**WHAT TO DO**.
Each entry needs to be retyped exactly, with nothing added or dropped.

**AVAILABLE RECORDS**.
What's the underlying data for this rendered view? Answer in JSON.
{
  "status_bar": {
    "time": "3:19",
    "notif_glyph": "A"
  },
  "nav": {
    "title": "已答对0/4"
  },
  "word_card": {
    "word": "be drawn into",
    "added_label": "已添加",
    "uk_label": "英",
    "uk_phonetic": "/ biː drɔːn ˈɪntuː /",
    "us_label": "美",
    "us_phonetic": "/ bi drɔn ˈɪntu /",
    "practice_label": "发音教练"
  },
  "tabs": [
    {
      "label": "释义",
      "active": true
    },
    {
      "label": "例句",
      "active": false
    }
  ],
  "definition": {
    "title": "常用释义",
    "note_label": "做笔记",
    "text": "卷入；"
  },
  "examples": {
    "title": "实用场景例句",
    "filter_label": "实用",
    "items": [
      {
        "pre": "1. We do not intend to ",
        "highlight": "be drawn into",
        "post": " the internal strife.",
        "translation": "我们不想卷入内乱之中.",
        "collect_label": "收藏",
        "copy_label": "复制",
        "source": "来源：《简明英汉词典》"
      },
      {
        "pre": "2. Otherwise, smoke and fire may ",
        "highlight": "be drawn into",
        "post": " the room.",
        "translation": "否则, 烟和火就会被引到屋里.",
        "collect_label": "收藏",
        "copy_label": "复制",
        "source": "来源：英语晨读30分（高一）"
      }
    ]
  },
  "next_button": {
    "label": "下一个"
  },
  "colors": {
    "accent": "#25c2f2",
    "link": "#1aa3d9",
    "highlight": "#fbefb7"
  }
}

**EXERCISE ANSWER**.
What's the underlying data for this rendered view? Answer in JSON.
{
  "status_bar": {
    "time": "3:19",
    "notif_glyph": "A"
  },
  "nav": {
    "title": "已答对0/4"
  },
  "word_card": {
    "word": "be drawn into",
    "added_label": "已添加",
    "uk_label": "英",
    "uk_phonetic": "/ biː drɔːn ˈɪntuː /",
    "us_label": "美",
    "us_phonetic": "/ bi drɔn ˈɪntu /",
    "practice_label": "发音教练"
  },
  "tabs": [
    {
      "label": "释义",
      "active": true
    },
    {
      "label": "例句",
      "active": false
    }
  ],
  "definition": {
    "title": "常用释义",
    "note_label": "做笔记",
    "text": "卷入；"
  },
  "examples": {
    "title": "实用场景例句",
    "filter_label": "实用",
    "items": [
      {
        "pre": "1. We do not intend to ",
        "highlight": "be drawn into",
        "post": " the internal strife.",
        "translation": "我们不想卷入内乱之中.",
        "collect_label": "收藏",
        "copy_label": "复制",
        "source": "来源：《简明英汉词典》"
      },
      {
        "pre": "2. Otherwise, smoke and fire may ",
        "highlight": "be drawn into",
        "post": " the room.",
        "translation": "否则, 烟和火就会被引到屋里.",
        "collect_label": "收藏",
        "copy_label": "复制",
        "source": "来源：英语晨读30分（高一）"
      }
    ]
  },
  "next_button": {
    "label": "下一个"
  },
  "colors": {
    "accent": "#25c2f2",
    "link": "#1aa3d9",
    "highlight": "#fbefb7"
  }
}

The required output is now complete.